(Records excerpted from a collection)

--*--

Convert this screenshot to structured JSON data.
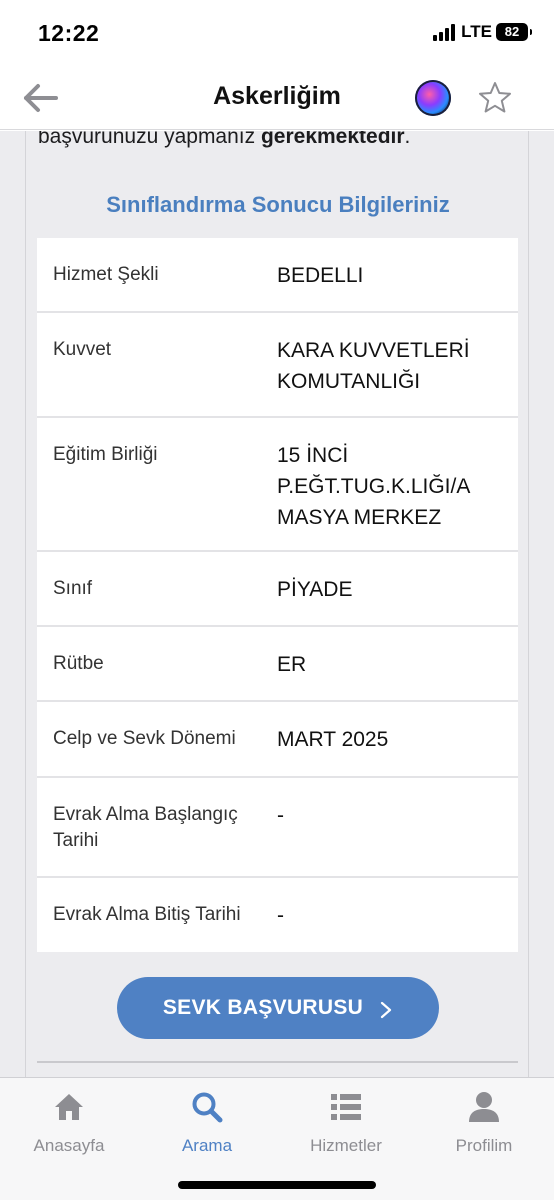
{
  "status_bar": {
    "time": "12:22",
    "network": "LTE",
    "battery": "82"
  },
  "nav": {
    "title": "Askerliğim",
    "back_icon": "arrow-left-icon",
    "siri_icon": "siri-icon",
    "favorite_icon": "star-icon"
  },
  "content": {
    "intro_prefix": "başvurunuzu yapmanız ",
    "intro_bold": "gerekmektedir",
    "intro_suffix": ".",
    "section_title": "Sınıflandırma Sonucu Bilgileriniz",
    "rows": [
      {
        "label": "Hizmet Şekli",
        "value": "BEDELLI"
      },
      {
        "label": "Kuvvet",
        "value": "KARA KUVVETLERİ KOMUTANLIĞI"
      },
      {
        "label": "Eğitim Birliği",
        "value": "15 İNCİ P.EĞT.TUG.K.LIĞI/A MASYA MERKEZ"
      },
      {
        "label": "Sınıf",
        "value": "PİYADE"
      },
      {
        "label": "Rütbe",
        "value": "ER"
      },
      {
        "label": "Celp ve Sevk Dönemi",
        "value": "MART 2025"
      },
      {
        "label": "Evrak Alma Başlangıç Tarihi",
        "value": "-"
      },
      {
        "label": "Evrak Alma Bitiş Tarihi",
        "value": "-"
      }
    ],
    "sevk_button": "SEVK BAŞVURUSU"
  },
  "tabs": [
    {
      "label": "Anasayfa",
      "icon": "home-icon",
      "active": false
    },
    {
      "label": "Arama",
      "icon": "search-icon",
      "active": true
    },
    {
      "label": "Hizmetler",
      "icon": "list-icon",
      "active": false
    },
    {
      "label": "Profilim",
      "icon": "person-icon",
      "active": false
    }
  ],
  "colors": {
    "accent": "#4f81c4",
    "background": "#ececef",
    "tab_inactive": "#8d8d92"
  }
}
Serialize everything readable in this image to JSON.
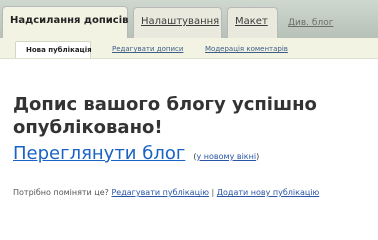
{
  "tabs": {
    "posting": "Надсилання дописів",
    "settings": "Налаштування",
    "layout": "Макет",
    "view_blog": "Див. блог"
  },
  "subtabs": {
    "new_post": "Нова публікація",
    "edit_posts": "Редагувати дописи",
    "moderate_comments": "Модерація коментарів"
  },
  "main": {
    "success_title": "Допис вашого блогу успішно опубліковано!",
    "view_blog_link": "Переглянути блог",
    "new_window_open": "(",
    "new_window_link": "у новому вікні",
    "new_window_close": ")",
    "need_edit_text": "Потрібно поміняти це?",
    "edit_post_link": "Редагувати публікацію",
    "separator": "|",
    "add_new_post_link": "Додати нову публікацію"
  }
}
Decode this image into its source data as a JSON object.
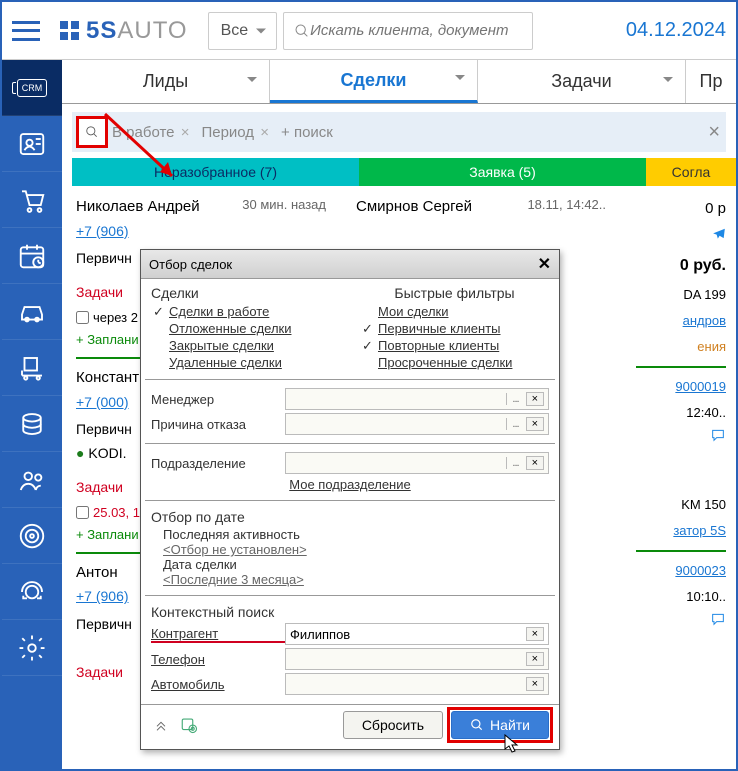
{
  "header": {
    "logo_text": "5S",
    "logo_suffix": "AUTO",
    "dropdown_all": "Все",
    "search_placeholder": "Искать клиента, документ",
    "date": "04.12.2024"
  },
  "tabs": {
    "leads": "Лиды",
    "deals": "Сделки",
    "tasks": "Задачи",
    "more": "Пр"
  },
  "filter_bar": {
    "chip1": "В работе",
    "chip2": "Период",
    "add": "+ поиск"
  },
  "pipeline": {
    "stage1": "Неразобранное (7)",
    "stage2": "Заявка (5)",
    "stage3": "Согла"
  },
  "leads": {
    "c1_name": "Николаев Андрей",
    "c1_time": "30 мин. назад",
    "c1_phone": "+7 (906)",
    "c1_primary": "Первичн",
    "c1_tasks": "Задачи",
    "c1_cb": "через 2",
    "c1_plan": "+ Заплани",
    "c2_name": "Констант",
    "c2_phone": "+7 (000)",
    "c2_primary": "Первичн",
    "c2_car": "KODI.",
    "c3_name": "Антон",
    "c4_cb": "25.03, 1",
    "col2_name": "Смирнов Сергей",
    "col2_time": "18.11, 14:42..",
    "col2_price": "0 руб.",
    "col2_amt": "0 р",
    "r_car": "DA 199",
    "r_mgr": "андров",
    "r_ed": "ения",
    "r_num1": "9000019",
    "r_time": "12:40..",
    "r_km": "KM 150",
    "r_op": "затор 5S",
    "r_num2": "9000023",
    "r_time2": "10:10.."
  },
  "dialog": {
    "title": "Отбор сделок",
    "sec_deals": "Сделки",
    "sec_fast": "Быстрые фильтры",
    "l_active": "Сделки в работе",
    "l_postponed": "Отложенные сделки",
    "l_closed": "Закрытые сделки",
    "l_deleted": "Удаленные сделки",
    "l_mydeals": "Мои сделки",
    "l_primary": "Первичные клиенты",
    "l_repeat": "Повторные клиенты",
    "l_overdue": "Просроченные сделки",
    "f_manager": "Менеджер",
    "f_reason": "Причина отказа",
    "f_division": "Подразделение",
    "l_mydiv": "Мое подразделение",
    "sec_date": "Отбор по дате",
    "sub_activity": "Последняя активность",
    "l_nofilter": "<Отбор не установлен>",
    "sub_dealdate": "Дата сделки",
    "l_last3m": "<Последние 3 месяца>",
    "sec_context": "Контекстный поиск",
    "f_counterparty": "Контрагент",
    "f_phone": "Телефон",
    "f_auto": "Автомобиль",
    "v_counterparty": "Филиппов",
    "btn_reset": "Сбросить",
    "btn_find": "Найти"
  }
}
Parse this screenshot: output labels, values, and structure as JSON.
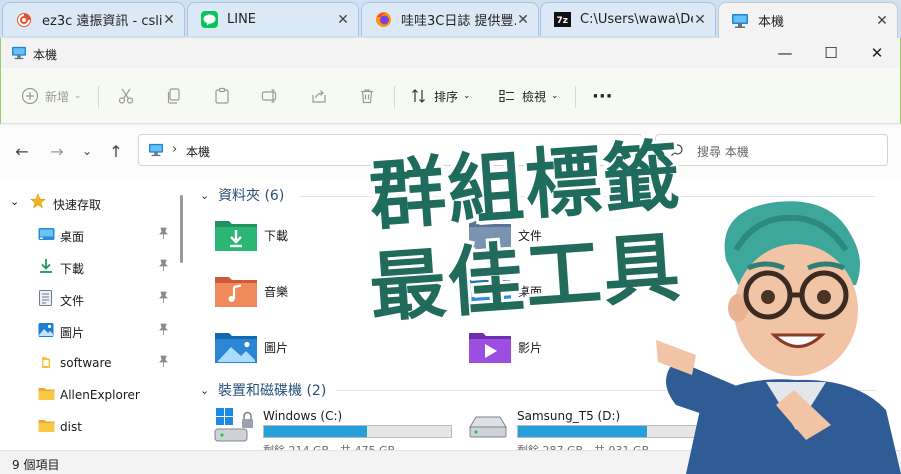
{
  "tabs": [
    {
      "title": "ez3c 遠振資訊 - csli...",
      "icon": "swirl-icon",
      "active": false
    },
    {
      "title": "LINE",
      "icon": "line-app-icon",
      "active": false
    },
    {
      "title": "哇哇3C日誌 提供豐...",
      "icon": "firefox-icon",
      "active": false
    },
    {
      "title": "C:\\Users\\wawa\\Des...",
      "icon": "7zip-icon",
      "active": false
    },
    {
      "title": "本機",
      "icon": "this-pc-icon",
      "active": true
    }
  ],
  "window": {
    "title": "本機",
    "minimize": "—",
    "maximize": "☐",
    "close": "✕"
  },
  "toolbar": {
    "new_label": "新增",
    "sort_label": "排序",
    "view_label": "檢視",
    "more_label": "···"
  },
  "nav": {
    "back": "←",
    "forward": "→",
    "recent": "⌄",
    "up": "↑",
    "path": "本機",
    "path_sep": "›",
    "refresh": "⟳",
    "search_placeholder": "搜尋 本機"
  },
  "sidebar": {
    "quick_access_label": "快速存取",
    "items": [
      {
        "label": "桌面",
        "icon": "desktop-icon",
        "pinned": true
      },
      {
        "label": "下載",
        "icon": "download-icon",
        "pinned": true
      },
      {
        "label": "文件",
        "icon": "document-icon",
        "pinned": true
      },
      {
        "label": "圖片",
        "icon": "pictures-icon",
        "pinned": true
      },
      {
        "label": "software",
        "icon": "folder-icon",
        "pinned": true
      },
      {
        "label": "AllenExplorer",
        "icon": "folder-icon",
        "pinned": false
      },
      {
        "label": "dist",
        "icon": "folder-icon",
        "pinned": false
      }
    ],
    "pin_glyph": "📌"
  },
  "main": {
    "folders_group": "資料夾 (6)",
    "folders": [
      {
        "label": "下載",
        "icon": "downloads-folder-icon"
      },
      {
        "label": "文件",
        "icon": "documents-folder-icon"
      },
      {
        "label": "音樂",
        "icon": "music-folder-icon"
      },
      {
        "label": "桌面",
        "icon": "desktop-folder-icon"
      },
      {
        "label": "圖片",
        "icon": "pictures-folder-icon"
      },
      {
        "label": "影片",
        "icon": "videos-folder-icon"
      }
    ],
    "drives_group": "裝置和磁碟機 (2)",
    "drives": [
      {
        "label": "Windows (C:)",
        "icon": "windows-drive-icon",
        "free": "剩餘 214 GB，共 475 GB",
        "used_fraction": 0.55
      },
      {
        "label": "Samsung_T5 (D:)",
        "icon": "external-drive-icon",
        "free": "剩餘 287 GB，共 931 GB",
        "used_fraction": 0.69
      }
    ]
  },
  "status": {
    "item_count": "9 個項目"
  },
  "overlay": {
    "line1": "群組標籤",
    "line2": "最佳工具"
  },
  "colors": {
    "accent": "#26a0da",
    "headline": "#1f6b5e",
    "title_border": "#9ccb6b"
  }
}
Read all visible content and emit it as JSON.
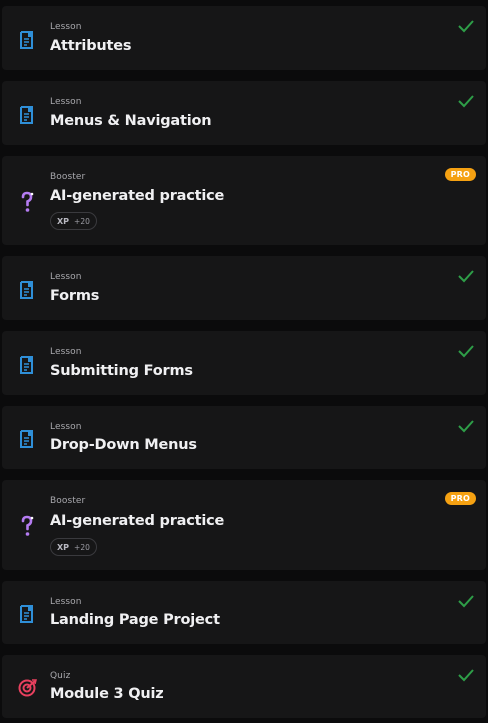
{
  "items": [
    {
      "type": "Lesson",
      "title": "Attributes",
      "kind": "lesson",
      "completed": true
    },
    {
      "type": "Lesson",
      "title": "Menus & Navigation",
      "kind": "lesson",
      "completed": true
    },
    {
      "type": "Booster",
      "title": "AI-generated practice",
      "kind": "booster",
      "badge": "PRO",
      "xp_label": "XP",
      "xp_value": "+20"
    },
    {
      "type": "Lesson",
      "title": "Forms",
      "kind": "lesson",
      "completed": true
    },
    {
      "type": "Lesson",
      "title": "Submitting Forms",
      "kind": "lesson",
      "completed": true
    },
    {
      "type": "Lesson",
      "title": "Drop-Down Menus",
      "kind": "lesson",
      "completed": true
    },
    {
      "type": "Booster",
      "title": "AI-generated practice",
      "kind": "booster",
      "badge": "PRO",
      "xp_label": "XP",
      "xp_value": "+20"
    },
    {
      "type": "Lesson",
      "title": "Landing Page Project",
      "kind": "lesson",
      "completed": true
    },
    {
      "type": "Quiz",
      "title": "Module 3 Quiz",
      "kind": "quiz",
      "completed": true
    }
  ],
  "colors": {
    "lesson_icon": "#2f8fd8",
    "booster_icon": "#b57cf2",
    "quiz_icon": "#e8405e",
    "check": "#2e9e48",
    "pro_badge": "#f5a112"
  }
}
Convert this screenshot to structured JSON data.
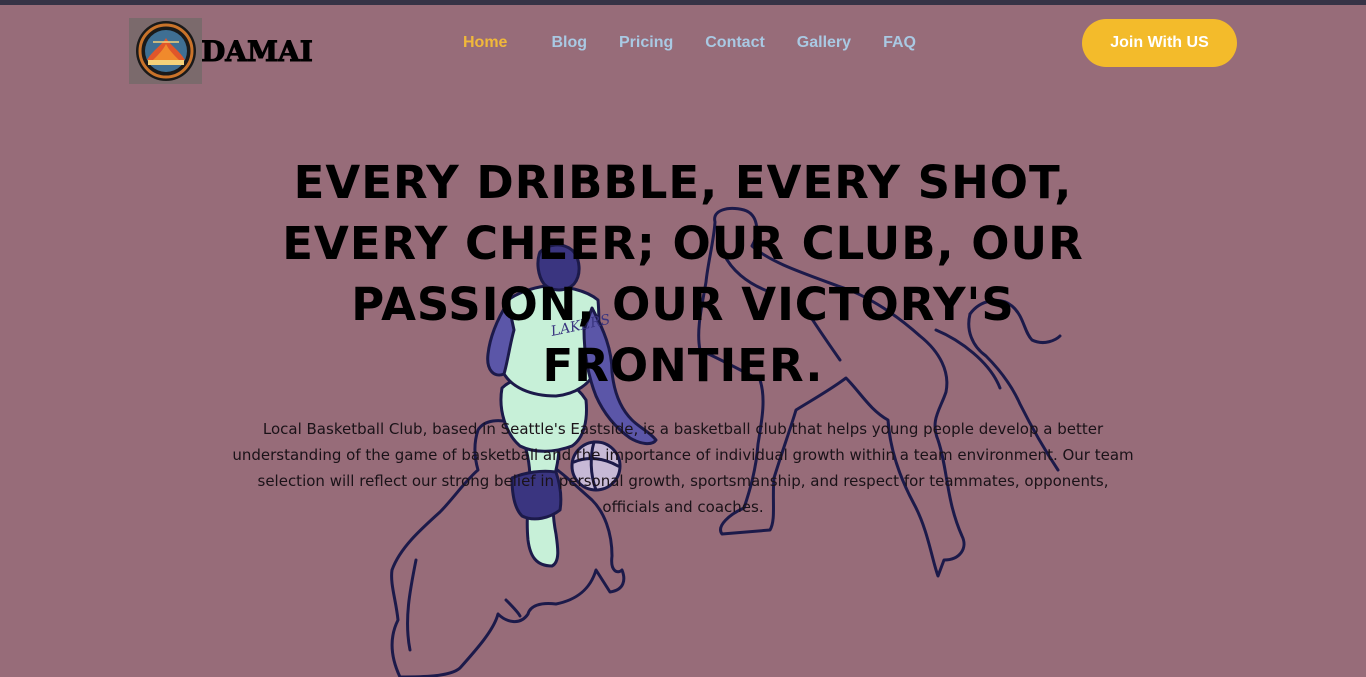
{
  "brand": {
    "name": "DAMAI",
    "logo_icon": "basketball-club-crest"
  },
  "nav": {
    "items": [
      {
        "label": "Home",
        "active": true
      },
      {
        "label": "Blog",
        "active": false
      },
      {
        "label": "Pricing",
        "active": false
      },
      {
        "label": "Contact",
        "active": false
      },
      {
        "label": "Gallery",
        "active": false
      },
      {
        "label": "FAQ",
        "active": false
      }
    ],
    "cta_label": "Join With US"
  },
  "hero": {
    "headline": "EVERY DRIBBLE, EVERY SHOT, EVERY CHEER; OUR CLUB, OUR PASSION, OUR VICTORY'S FRONTIER.",
    "description": "Local Basketball Club, based in Seattle's Eastside, is a basketball club that helps young people develop a better understanding of the game of basketball and the importance of individual growth within a team environment. Our team selection will reflect our strong belief in personal growth, sportsmanship, and respect for teammates, opponents, officials and coaches.",
    "illustration": "basketball-players-outline"
  },
  "colors": {
    "background": "#976c79",
    "top_strip": "#363346",
    "nav_link": "#a9c9e3",
    "nav_active": "#f0b83a",
    "cta_bg": "#f3bb2b",
    "outline": "#1c1a4a",
    "jersey": "#c7f0d8"
  }
}
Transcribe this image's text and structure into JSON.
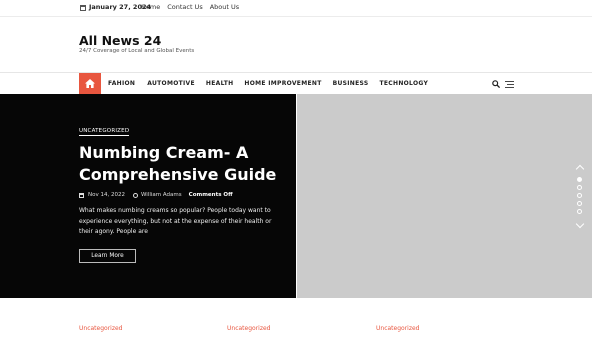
{
  "topbar": {
    "date": "January 27, 2024",
    "links": [
      "Home",
      "Contact Us",
      "About Us"
    ]
  },
  "site": {
    "title": "All News 24",
    "tagline": "24/7 Coverage of Local and Global Events"
  },
  "nav": {
    "items": [
      "FAHION",
      "AUTOMOTIVE",
      "HEALTH",
      "HOME IMPROVEMENT",
      "BUSINESS",
      "TECHNOLOGY"
    ],
    "accent": "#e8563f"
  },
  "hero": {
    "category": "UNCATEGORIZED",
    "title": "Numbing Cream- A Comprehensive Guide",
    "date": "Nov 14, 2022",
    "author": "William Adams",
    "comments": "Comments Off",
    "excerpt": "What makes numbing creams so popular? People today want to experience everything, but not at the expense of their health or their agony. People are",
    "read_more": "Learn More"
  },
  "slider": {
    "dots": 5,
    "active_dot": 1
  },
  "bottom": {
    "categories": [
      "Uncategorized",
      "Uncategorized",
      "Uncategorized"
    ]
  }
}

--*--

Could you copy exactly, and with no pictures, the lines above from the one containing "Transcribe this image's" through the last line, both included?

#### RESPONSE:
Transcribe this image's text and structure into JSON.
{
  "topbar": {
    "date": "January 27, 2024",
    "links": [
      "Home",
      "Contact Us",
      "About Us"
    ]
  },
  "site": {
    "title": "All News 24",
    "tagline": "24/7 Coverage of Local and Global Events"
  },
  "nav": {
    "items": [
      "FAHION",
      "AUTOMOTIVE",
      "HEALTH",
      "HOME IMPROVEMENT",
      "BUSINESS",
      "TECHNOLOGY"
    ],
    "accent": "#e8563f"
  },
  "hero": {
    "category": "UNCATEGORIZED",
    "title": "Numbing Cream- A Comprehensive Guide",
    "date": "Nov 14, 2022",
    "author": "William Adams",
    "comments": "Comments Off",
    "excerpt": "What makes numbing creams so popular? People today want to experience everything, but not at the expense of their health or their agony. People are",
    "read_more": "Learn More"
  },
  "slider": {
    "dots": 5,
    "active_dot": 1
  },
  "bottom": {
    "categories": [
      "Uncategorized",
      "Uncategorized",
      "Uncategorized"
    ]
  }
}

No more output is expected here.